Taking on the arduous task of following Chuck is Sam Russo. Russo’s released a few records before this, but it’s nice to hear him on a more polished recording. Not only are they more polished than previous recordings, but there’s definitely more to them. Electric guitars and subtle percussion accompany his acoustic, making his tracks the most full sounding of the bunch. I’d go as far as saying, Russo is my favorite songwriter around right now, mainly because it’s hard not to relate to what he’s saying. His words are as simple and poignant as ever, and I don’t think there’s anyone out there who can’t relate to a song like ‘Tinned Peaches And Diamond Rings’ – “I pawned everything that I own/It wasn’t much but I should’ve known/that she’d say no” gets me every time.

Whilst Chuck and Sam went for the softer more heartfelt route with their tracks, Jimmy Islip’s additions bring in a nice change of pace. They’re the least folky, most upbeat and the most stripped down tracks on the record (aside from a few vocal effects). They feel more like punk songs played on an acoustic guitar. That’s no bad thing, and isn’t a surprise given that he plays in so many punk bands. With that said, the tracks aren’t overly aggressive, but they’re definitely tracks to throw your fists in the air and sing along to. ‘1990’,  in particular, is one bound to leave throats sore by the nights end.

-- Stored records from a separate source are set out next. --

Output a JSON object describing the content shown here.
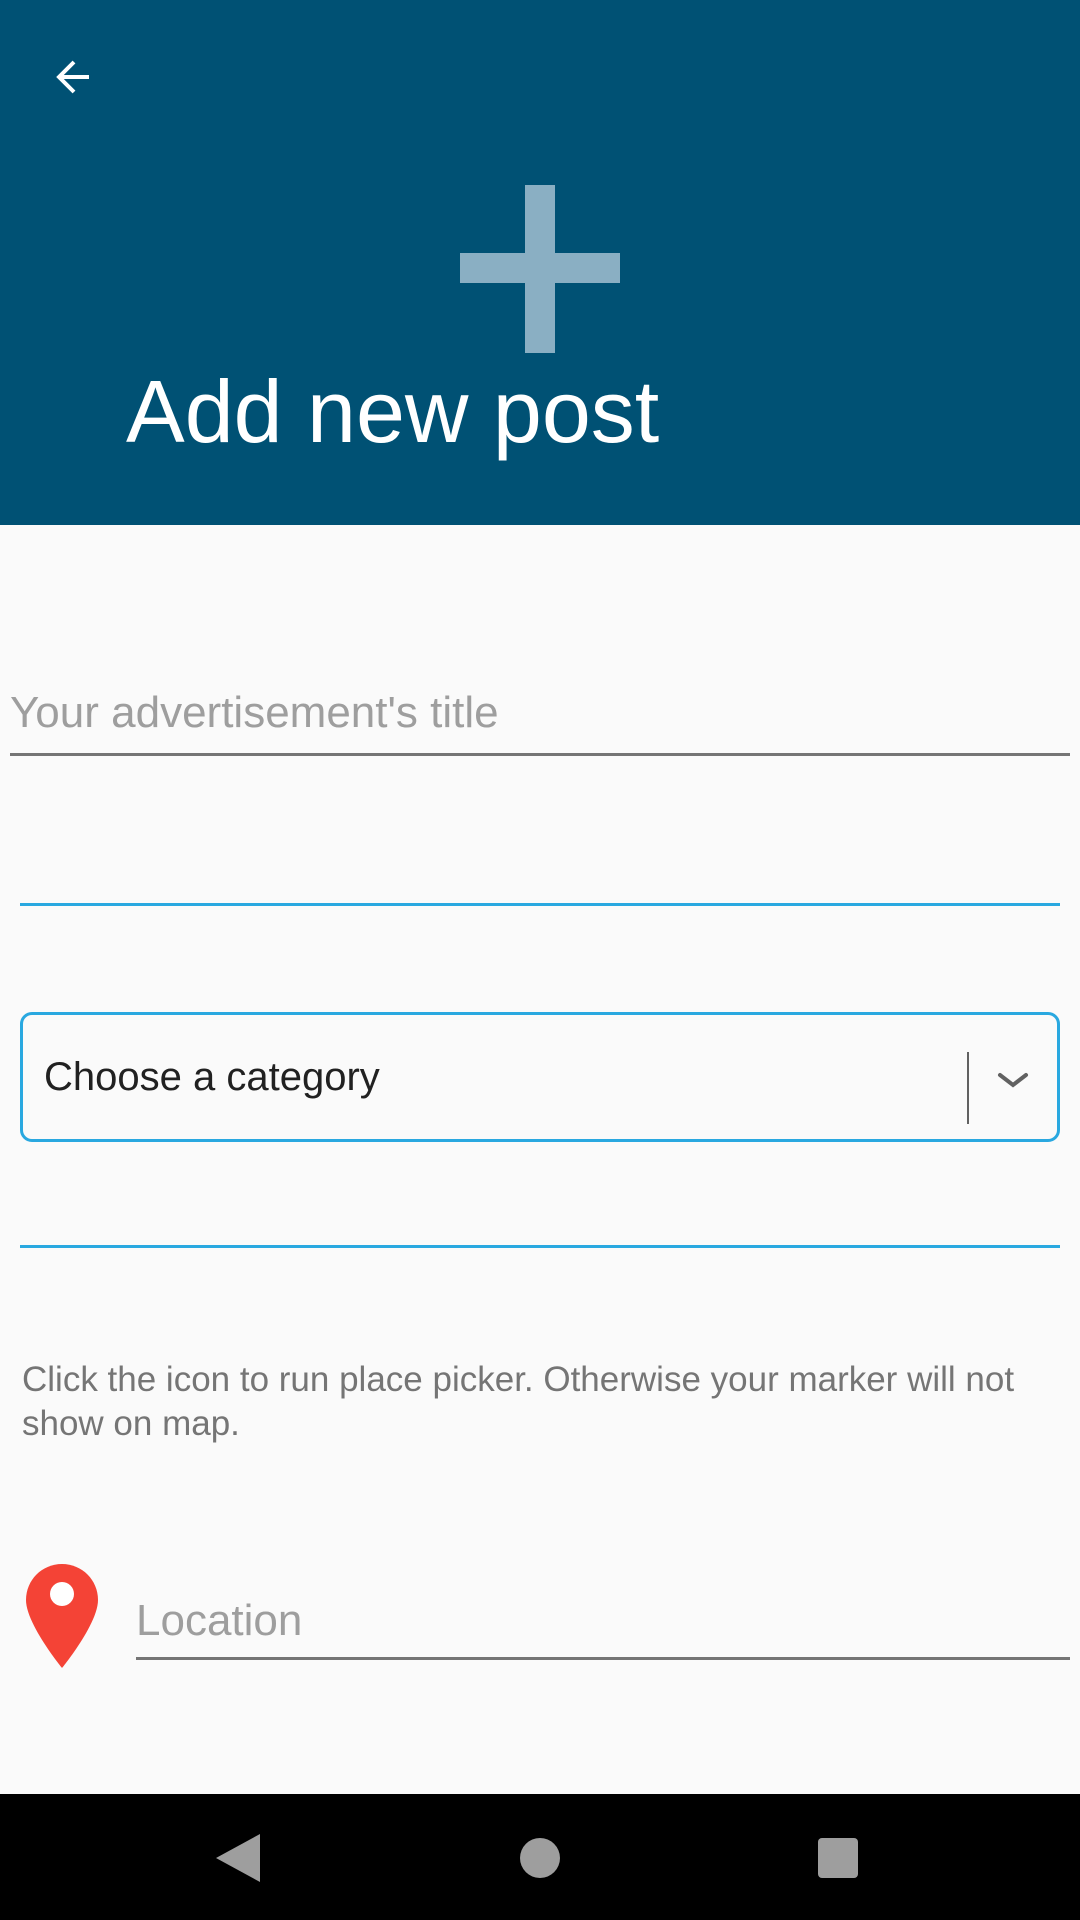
{
  "header": {
    "back_icon": "arrow-left-icon",
    "hero_icon": "plus-icon",
    "title": "Add new post",
    "background_color": "#005174"
  },
  "form": {
    "title_field": {
      "placeholder": "Your advertisement's title",
      "value": ""
    },
    "field_1": {
      "value": ""
    },
    "category": {
      "selected": "Choose a category",
      "icon": "chevron-down-icon"
    },
    "field_2": {
      "value": ""
    },
    "hint": "Click the icon to run place picker. Otherwise your marker will not show on map.",
    "location": {
      "icon": "location-pin-icon",
      "placeholder": "Location",
      "value": ""
    }
  },
  "colors": {
    "accent": "#29a8e0",
    "pin": "#f44336",
    "hero_icon": "#8aafc3"
  },
  "navbar": {
    "back_icon": "nav-back-icon",
    "home_icon": "nav-home-icon",
    "recents_icon": "nav-recents-icon"
  }
}
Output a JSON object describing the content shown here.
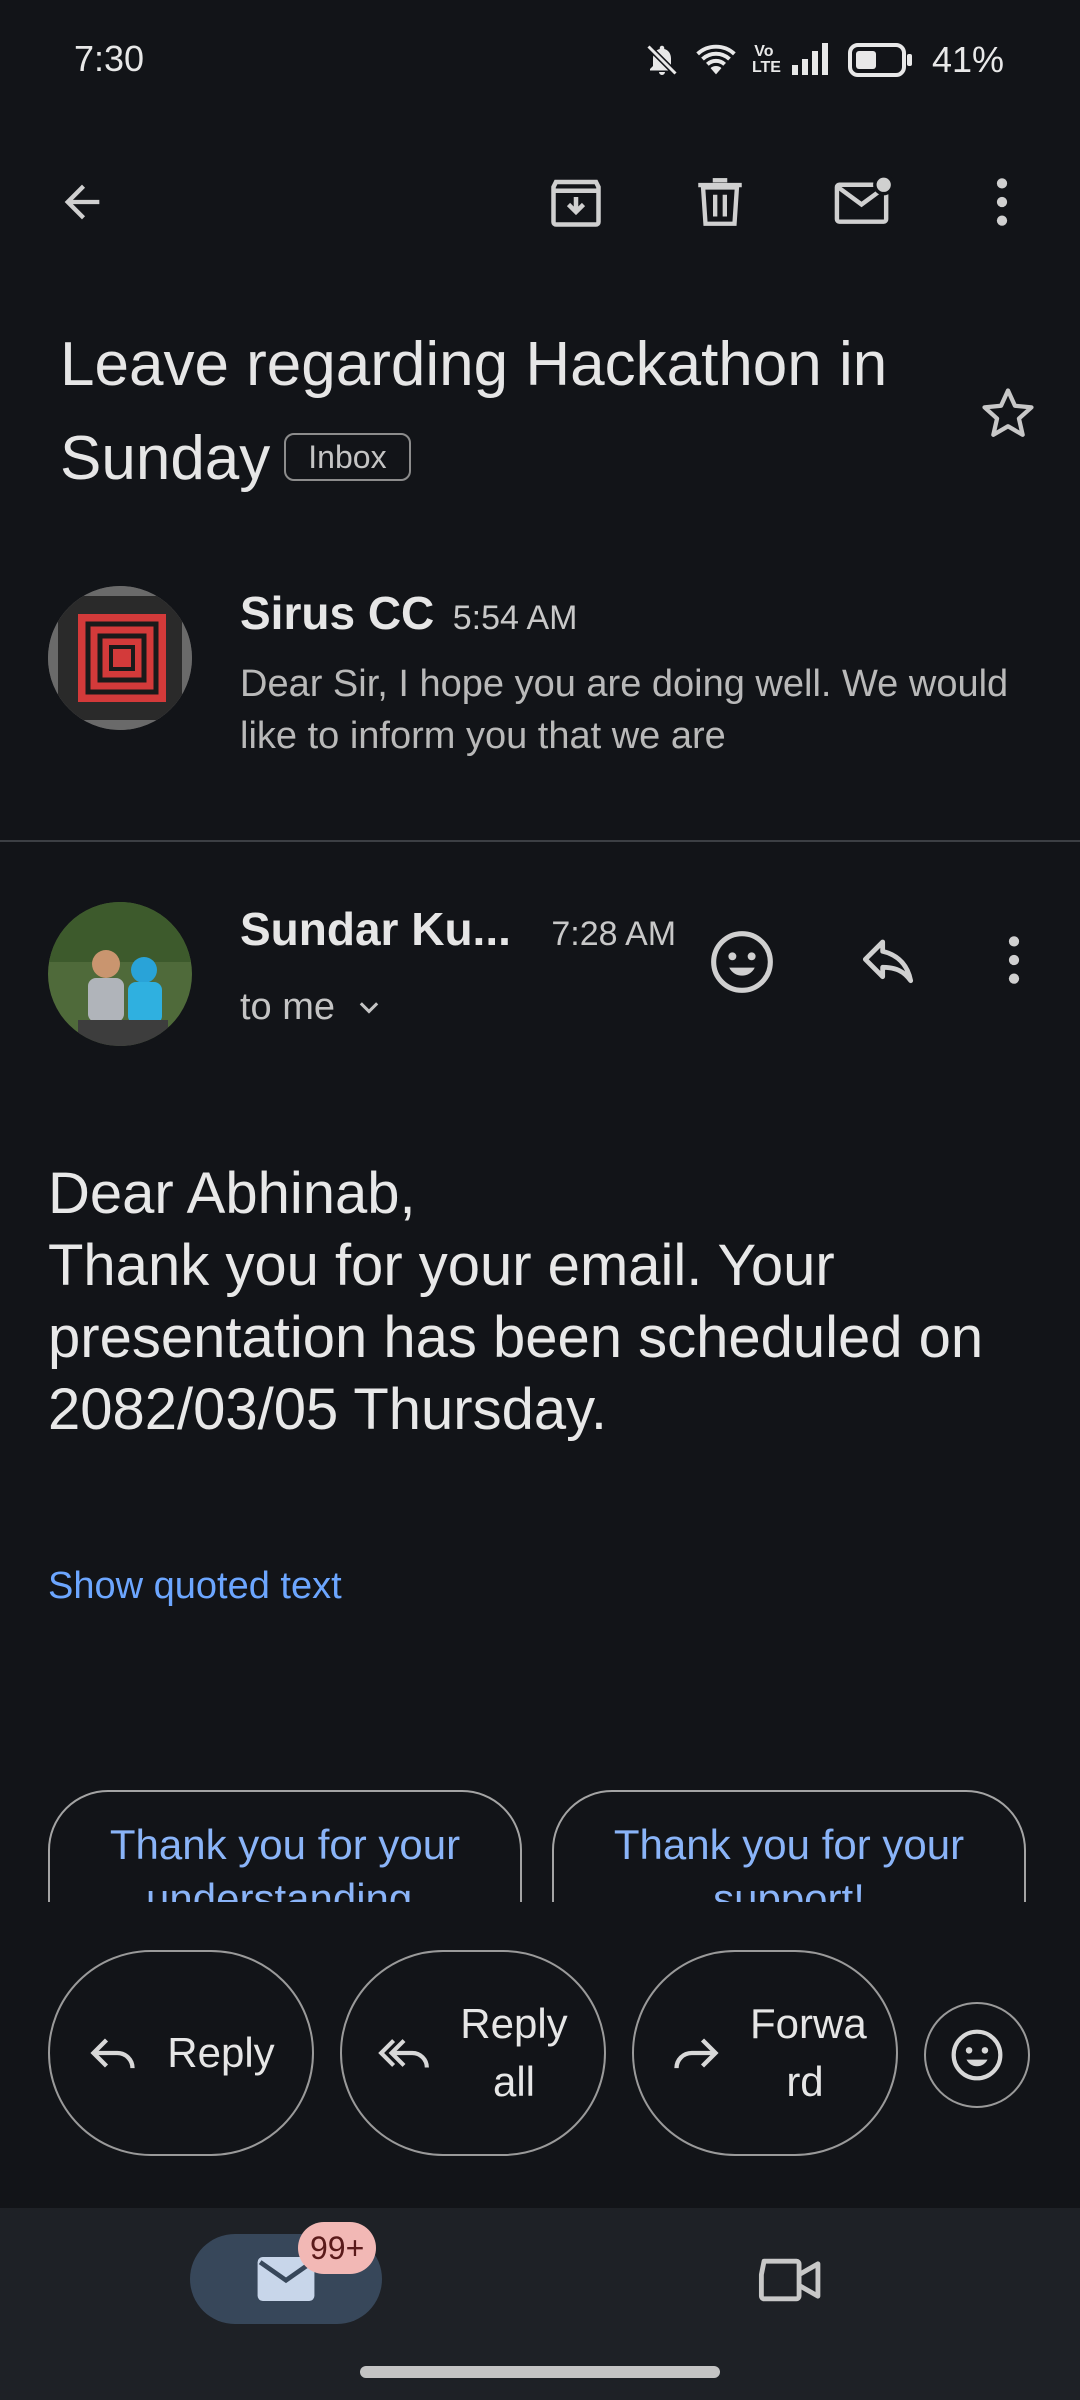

After Jimmy’s selection of punk tunes, Helen Chambers’ trio of softer, heartfelt country songs provide the closer to this fantastic split record. Her distinctive vocal style sets her apart from any other singer I’ve heard in recent years, and she knows how to use her voice to her advantage. Her vocal range is incredible. ‘Speak Your Name’, a purely A Capella song, demonstrates this perfectly. Some might see it as brave for an artist to do something like this but, when you’ve a voice like Helen’s, why not? Not only that, but she brings two fantastic country/folk songs to the table too, the subtle extra instrumentation on those songs working really well with Helen’s acoustic guitar. Is there anything she can’t do?!

What I hope I’ve made clear here is that when Chuck Ragan recommends you something to listen to, you listen to it. Those coming to this for three new Chuck Ragan songs will be happy, as they’ll also have three new artists to listen to as well. These twelve songs are poignant, rabble-rousing and beautiful and, I like to think, prove that the art of good songwriting isn’t confined to a select few. In short, go and buy this. You’ll love it.

To buy this, extremely limited, split 12″ record, head over to Specialist Subject Records. Whilst you’re there, check out some of their other releases. You won’t be disappointed.

Interview :: Sam Russo

© 2011 Kieran Kelly

“You must travel twenty legues and farthing” – Sam Russo

Sam Russo is one of the finest singer/songwriters in the UK today. Having had trouble with touring in the past, the man now known as The White Wizard, embarked on a tour of the UK with, Plymouth punks, Crazy Arm. The Blind Faith Tour stopped in Manchester last Sunday, so we caught up with Russo to talk about his latest release, touring the UK and got him to shed some light on the Cory Branan situation.